The parks in our area are home to several static ping pong tables and so in the summer months we take advantage and the whole family strides out and attempts to play either as a doubles match or more usually as two singles. But if you have enough space, it is possible to make the kitchen table into a makeshift ping pong table. Sometimes all you want to know are the basic rules to play a friendly match of ping pong, so here they are…
In singles, the centre lines serve no purpose, so ignore it. In doubles the centre line is supposed to mark where the serve goes so when playing with kids, ignore this too. But it can be useful to determine who plays in what area.
For scoring, a match is officially played best 3 of 5 games (or 4/7 or 5/9). For each game, the first player to reach 11 points wins that game, however a game must be won by at least a two point margin. The family version there is just one game usually although we have been known to play ‘best of three’.
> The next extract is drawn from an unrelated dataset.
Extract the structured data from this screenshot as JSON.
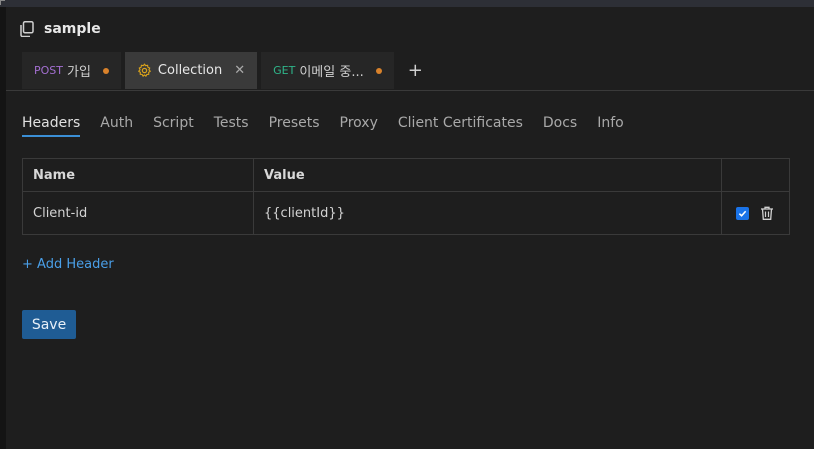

A point is scored after each ball is put into play. In the official rules, the serve must be made as follows: the ball must rest on an open hand palm. Then it must be tossed up at least 6 inches and struck so the ball first bounces on the server’s side and then the opponent’s side. However when playing with children, just getting the ball over the net is OK. If the serve touches the net, it is called a let serve. Let serves are not scored and are repeated. We also play a lenient system where if you mess up the first serve you can have a second, as in tennis.
Table tennis tables count their edges (of the table) as part of the legal table surface, but not the sides. The match flows as follows: each player serves two points in a row and then switch server. However, if a score of 10-10 is reached in any game, then each server serves only one point and then the server is switched. After each game, the players switch side of the table. In the final game (ie 5th game), the players switch side again after either player reaches 5 points.
In winter, we have been known to play a form of table tennis whilst sitting on the floor, as our floor is wooden. This is basically played by attempting to keep the ball in play by batting it to each player in turn. In fact, this game, which is non-competitive, often proves more fun than actual table tennis, although admittedly we have not played it very often.
Overall ping pong is a great option for a warm sunny evening. Although it does not always feel appropriate, due to adverse weather, and is not an improvised game in the tradition of family time, I have included it here as it is relatively inexpensive and gets the family doing something together.